* Records *
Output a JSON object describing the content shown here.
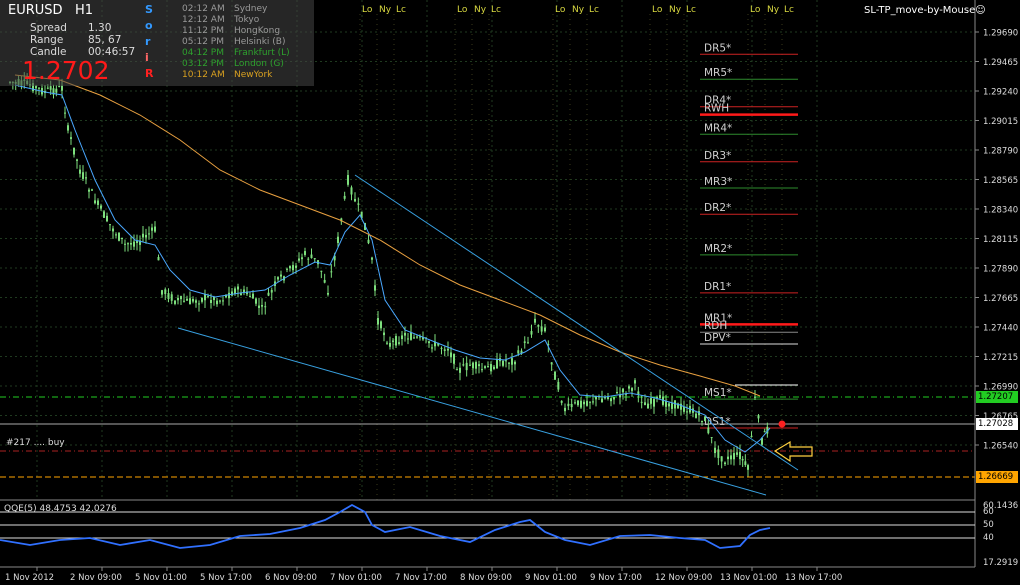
{
  "header": {
    "symbol": "EURUSD",
    "timeframe": "H1",
    "spread_label": "Spread",
    "spread_value": "1.30",
    "range_label": "Range",
    "range_value": "85, 67",
    "candle_label": "Candle",
    "candle_value": "00:46:57",
    "price": "1.2702",
    "session_letters": [
      "S",
      "o",
      "r",
      "i",
      "R"
    ],
    "session_letter_colors": [
      "#3399ff",
      "#3399ff",
      "#3399ff",
      "#ff6666",
      "#ff2020"
    ]
  },
  "timezones": [
    {
      "time": "02:12 AM",
      "city": "Sydney",
      "color": "#9a9a9a"
    },
    {
      "time": "12:12 AM",
      "city": "Tokyo",
      "color": "#9a9a9a"
    },
    {
      "time": "11:12 PM",
      "city": "HongKong",
      "color": "#9a9a9a"
    },
    {
      "time": "05:12 PM",
      "city": "Helsinki (B)",
      "color": "#9a9a9a"
    },
    {
      "time": "04:12 PM",
      "city": "Frankfurt (L)",
      "color": "#2ea02e"
    },
    {
      "time": "03:12 PM",
      "city": "London (G)",
      "color": "#2ea02e"
    },
    {
      "time": "10:12 AM",
      "city": "NewYork",
      "color": "#d8a020"
    }
  ],
  "ea_label": "SL-TP_move-by-Mouse☺",
  "session_marker_labels": [
    "Lo",
    "Ny",
    "Lc"
  ],
  "price_axis": {
    "labels": [
      "1.29690",
      "1.29465",
      "1.29240",
      "1.29015",
      "1.28790",
      "1.28565",
      "1.28340",
      "1.28115",
      "1.27890",
      "1.27665",
      "1.27440",
      "1.27215",
      "1.26990",
      "1.26765",
      "1.26540"
    ],
    "current_price": "1.27028",
    "green_level": "1.27207",
    "orange_level": "1.26669",
    "current_box_color": "#ffffff",
    "green_box_color": "#22cc22",
    "orange_box_color": "#ffa500"
  },
  "time_axis": [
    "1 Nov 2012",
    "2 Nov 09:00",
    "5 Nov 01:00",
    "5 Nov 17:00",
    "6 Nov 09:00",
    "7 Nov 01:00",
    "7 Nov 17:00",
    "8 Nov 09:00",
    "9 Nov 01:00",
    "9 Nov 17:00",
    "12 Nov 09:00",
    "13 Nov 01:00",
    "13 Nov 17:00"
  ],
  "pivot_levels": [
    {
      "label": "DR5*",
      "price": 1.2952,
      "color": "#cc2222"
    },
    {
      "label": "MR5*",
      "price": 1.2933,
      "color": "#2e8b2e"
    },
    {
      "label": "DR4*",
      "price": 1.2912,
      "color": "#cc2222"
    },
    {
      "label": "RWH",
      "price": 1.2906,
      "color": "#ff1a1a"
    },
    {
      "label": "MR4*",
      "price": 1.2891,
      "color": "#2e8b2e"
    },
    {
      "label": "DR3*",
      "price": 1.287,
      "color": "#cc2222"
    },
    {
      "label": "MR3*",
      "price": 1.285,
      "color": "#2e8b2e"
    },
    {
      "label": "DR2*",
      "price": 1.283,
      "color": "#cc2222"
    },
    {
      "label": "MR2*",
      "price": 1.2799,
      "color": "#2e8b2e"
    },
    {
      "label": "DR1*",
      "price": 1.277,
      "color": "#cc2222"
    },
    {
      "label": "MR1*",
      "price": 1.2746,
      "color": "#ff1a1a"
    },
    {
      "label": "RDH",
      "price": 1.274,
      "color": "#888888"
    },
    {
      "label": "DPV*",
      "price": 1.2731,
      "color": "#dddddd"
    },
    {
      "label": "MS1*",
      "price": 1.2689,
      "color": "#2e8b2e"
    },
    {
      "label": "DS1*",
      "price": 1.2667,
      "color": "#cc2222"
    }
  ],
  "trade_label": "#217 .... buy",
  "indicator": {
    "label": "QQE(5) 48.4753 42.0276",
    "axis_labels": [
      "60.1436",
      "60",
      "50",
      "40",
      "17.2919"
    ]
  },
  "colors": {
    "background": "#000000",
    "candle": "#7ee07e",
    "ma_fast": "#4aa8ff",
    "ma_slow": "#e8a040",
    "channel": "#38a0e0",
    "grid": "#1f3a1f",
    "qqe": "#3070ff"
  }
}
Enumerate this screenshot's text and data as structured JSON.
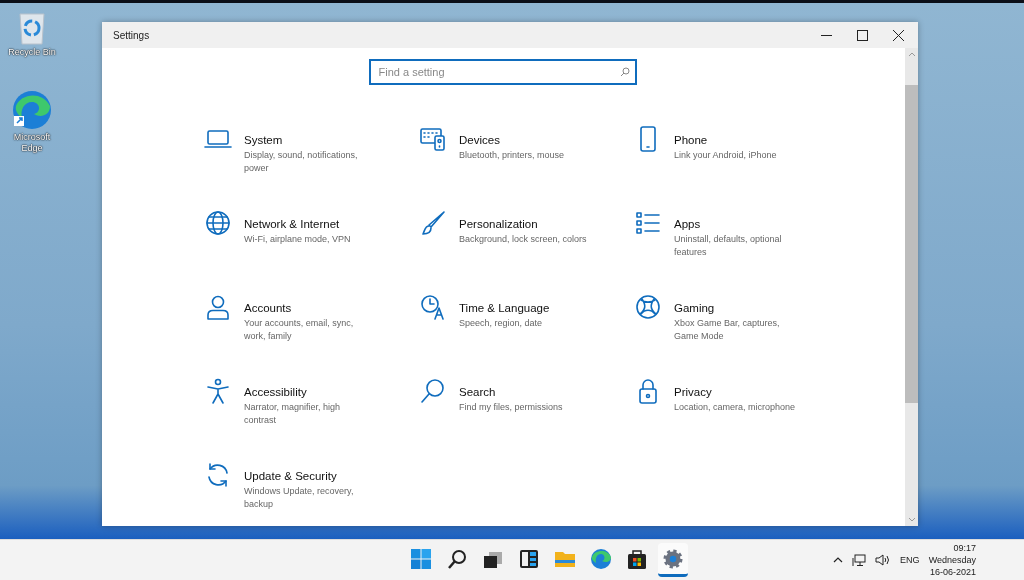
{
  "desktop_icons": [
    {
      "kind": "recycle",
      "label": "Recycle Bin"
    },
    {
      "kind": "edge",
      "label": "Microsoft Edge"
    }
  ],
  "window": {
    "title": "Settings"
  },
  "search": {
    "placeholder": "Find a setting"
  },
  "categories": [
    {
      "kind": "system",
      "name": "System",
      "description": "Display, sound, notifications, power"
    },
    {
      "kind": "devices",
      "name": "Devices",
      "description": "Bluetooth, printers, mouse"
    },
    {
      "kind": "phone",
      "name": "Phone",
      "description": "Link your Android, iPhone"
    },
    {
      "kind": "network",
      "name": "Network & Internet",
      "description": "Wi-Fi, airplane mode, VPN"
    },
    {
      "kind": "personalization",
      "name": "Personalization",
      "description": "Background, lock screen, colors"
    },
    {
      "kind": "apps",
      "name": "Apps",
      "description": "Uninstall, defaults, optional features"
    },
    {
      "kind": "accounts",
      "name": "Accounts",
      "description": "Your accounts, email, sync, work, family"
    },
    {
      "kind": "time",
      "name": "Time & Language",
      "description": "Speech, region, date"
    },
    {
      "kind": "gaming",
      "name": "Gaming",
      "description": "Xbox Game Bar, captures, Game Mode"
    },
    {
      "kind": "accessibility",
      "name": "Accessibility",
      "description": "Narrator, magnifier, high contrast"
    },
    {
      "kind": "search",
      "name": "Search",
      "description": "Find my files, permissions"
    },
    {
      "kind": "privacy",
      "name": "Privacy",
      "description": "Location, camera, microphone"
    },
    {
      "kind": "update",
      "name": "Update & Security",
      "description": "Windows Update, recovery, backup"
    }
  ],
  "taskbar": {
    "apps": [
      {
        "kind": "start",
        "selected": false
      },
      {
        "kind": "search",
        "selected": false
      },
      {
        "kind": "taskview",
        "selected": false
      },
      {
        "kind": "widgets",
        "selected": false
      },
      {
        "kind": "explorer",
        "selected": false
      },
      {
        "kind": "edge",
        "selected": false
      },
      {
        "kind": "store",
        "selected": false
      },
      {
        "kind": "settings",
        "selected": true
      }
    ],
    "tray": {
      "language": "ENG",
      "time": "09:17",
      "day": "Wednesday",
      "date": "16-06-2021"
    }
  }
}
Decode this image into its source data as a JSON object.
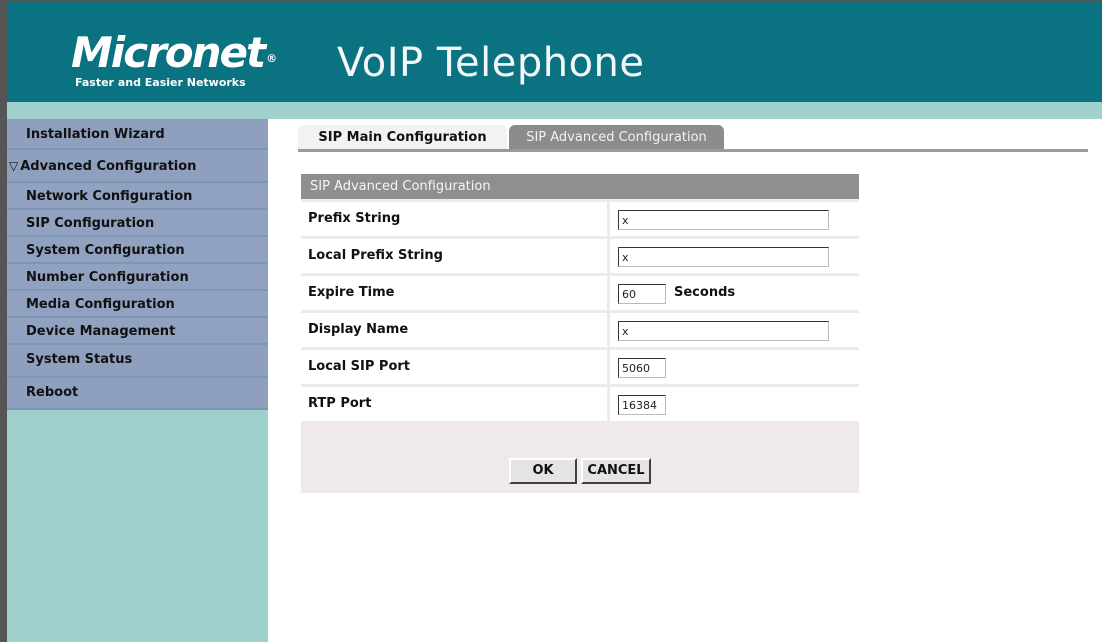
{
  "header": {
    "logo_text": "Micronet",
    "logo_tm": "®",
    "logo_tagline": "Faster and Easier Networks",
    "app_title": "VoIP Telephone"
  },
  "sidebar": {
    "items": [
      {
        "label": "Installation Wizard"
      },
      {
        "label": "Advanced Configuration",
        "expanded": true,
        "icon": "triangle-down-icon"
      },
      {
        "label": "Network Configuration"
      },
      {
        "label": "SIP Configuration"
      },
      {
        "label": "System Configuration"
      },
      {
        "label": "Number Configuration"
      },
      {
        "label": "Media Configuration"
      },
      {
        "label": "Device Management"
      },
      {
        "label": "System Status"
      },
      {
        "label": "Reboot"
      }
    ]
  },
  "tabs": [
    {
      "label": "SIP Main Configuration",
      "active": true
    },
    {
      "label": "SIP Advanced Configuration",
      "active": false
    }
  ],
  "panel": {
    "title": "SIP Advanced Configuration",
    "rows": [
      {
        "label": "Prefix String",
        "value": "x"
      },
      {
        "label": "Local Prefix String",
        "value": "x"
      },
      {
        "label": "Expire Time",
        "value": "60",
        "unit": "Seconds"
      },
      {
        "label": "Display Name",
        "value": "x"
      },
      {
        "label": "Local SIP Port",
        "value": "5060"
      },
      {
        "label": "RTP Port",
        "value": "16384"
      }
    ],
    "ok_label": "OK",
    "cancel_label": "CANCEL"
  },
  "colors": {
    "header_bg": "#0b7281",
    "strip_bg": "#a0d1cd",
    "sidebar_bg": "#9fcfcc",
    "sidebar_item_bg": "#8fa0bf",
    "panel_bg": "#efe8ec",
    "panel_head_bg": "#8e8f8f"
  }
}
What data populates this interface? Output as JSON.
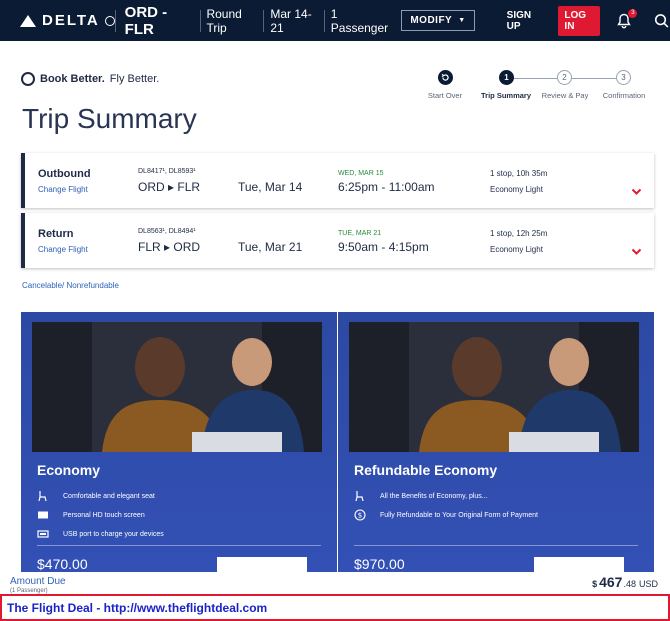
{
  "header": {
    "logo_text": "DELTA",
    "route": "ORD - FLR",
    "trip_type": "Round Trip",
    "dates": "Mar 14-21",
    "passengers": "1 Passenger",
    "modify_label": "MODIFY",
    "signup_label": "SIGN UP",
    "login_label": "LOG IN",
    "notification_count": "3"
  },
  "brand": {
    "book": "Book Better.",
    "fly": "Fly Better."
  },
  "stepper": {
    "steps": [
      {
        "label": "Start Over",
        "number": "",
        "state": "done"
      },
      {
        "label": "Trip Summary",
        "number": "1",
        "state": "active"
      },
      {
        "label": "Review & Pay",
        "number": "2",
        "state": "pending"
      },
      {
        "label": "Confirmation",
        "number": "3",
        "state": "pending"
      }
    ]
  },
  "page_title": "Trip Summary",
  "flights": [
    {
      "direction": "Outbound",
      "change_label": "Change Flight",
      "flight_numbers": "DL8417¹, DL8593¹",
      "route": "ORD ▸ FLR",
      "date": "Tue, Mar 14",
      "arrival_date": "WED, MAR 15",
      "times": "6:25pm - 11:00am",
      "stops": "1 stop, 10h 35m",
      "cabin": "Economy Light"
    },
    {
      "direction": "Return",
      "change_label": "Change Flight",
      "flight_numbers": "DL8563¹, DL8494¹",
      "route": "FLR ▸ ORD",
      "date": "Tue, Mar 21",
      "arrival_date": "TUE, MAR 21",
      "times": "9:50am - 4:15pm",
      "stops": "1 stop, 12h 25m",
      "cabin": "Economy Light"
    }
  ],
  "cancel_note": "Cancelable/ Nonrefundable",
  "fares": [
    {
      "title": "Economy",
      "features": [
        {
          "icon": "seat-icon",
          "text": "Comfortable and elegant seat"
        },
        {
          "icon": "screen-icon",
          "text": "Personal HD touch screen"
        },
        {
          "icon": "usb-icon",
          "text": "USB port to charge your devices"
        }
      ],
      "price_partial": "$470.00"
    },
    {
      "title": "Refundable Economy",
      "features": [
        {
          "icon": "seat-icon",
          "text": "All the Benefits of Economy, plus..."
        },
        {
          "icon": "dollar-icon",
          "text": "Fully Refundable to Your Original Form of Payment"
        }
      ],
      "price_partial": "$970.00"
    }
  ],
  "amount_due": {
    "label": "Amount Due",
    "sub": "(1 Passenger)",
    "currency_symbol": "$",
    "dollars": "467",
    "cents": ".48",
    "currency": "USD"
  },
  "footer_text": "The Flight Deal - http://www.theflightdeal.com",
  "colors": {
    "navy": "#0b1b34",
    "red": "#e01933",
    "link_blue": "#2f62b8",
    "card_blue": "#3350b5",
    "arrival_green": "#2a8a3a"
  }
}
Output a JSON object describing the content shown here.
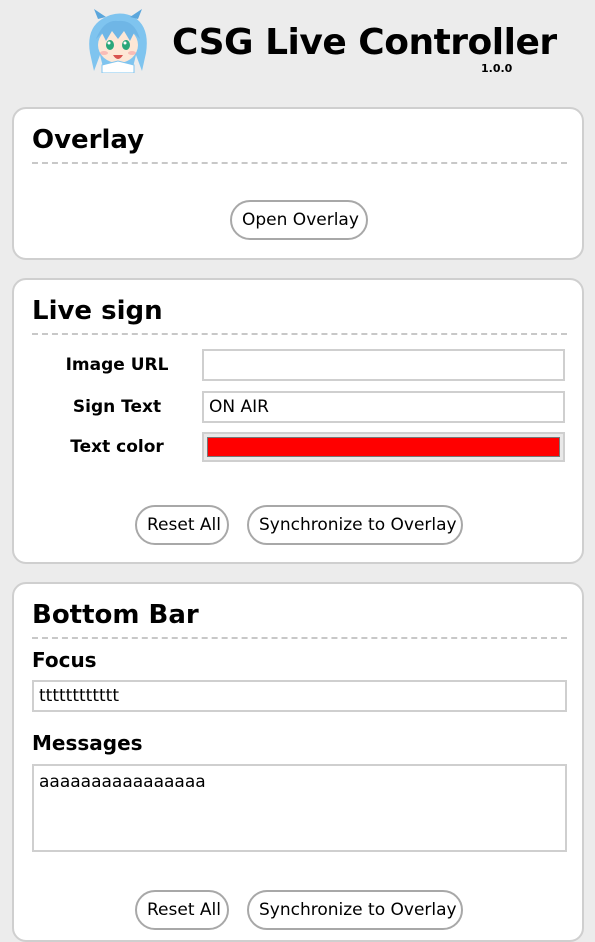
{
  "header": {
    "title": "CSG Live Controller",
    "version": "1.0.0",
    "avatar_icon": "anime-mascot-avatar"
  },
  "overlay": {
    "title": "Overlay",
    "open_label": "Open Overlay"
  },
  "live_sign": {
    "title": "Live sign",
    "image_url_label": "Image URL",
    "image_url_value": "",
    "sign_text_label": "Sign Text",
    "sign_text_value": "ON AIR",
    "text_color_label": "Text color",
    "text_color_value": "#ff0000",
    "reset_label": "Reset All",
    "sync_label": "Synchronize to Overlay"
  },
  "bottom_bar": {
    "title": "Bottom Bar",
    "focus_label": "Focus",
    "focus_value": "tttttttttttt",
    "messages_label": "Messages",
    "messages_value": "aaaaaaaaaaaaaaaa",
    "reset_label": "Reset All",
    "sync_label": "Synchronize to Overlay"
  },
  "colors": {
    "background": "#ececec",
    "panel": "#ffffff",
    "panel_border": "#cfcfcf",
    "button_border": "#a8a8a8",
    "mascot_hair": "#7fc4ef"
  }
}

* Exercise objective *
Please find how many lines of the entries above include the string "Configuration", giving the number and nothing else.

* Result for this exercise *
9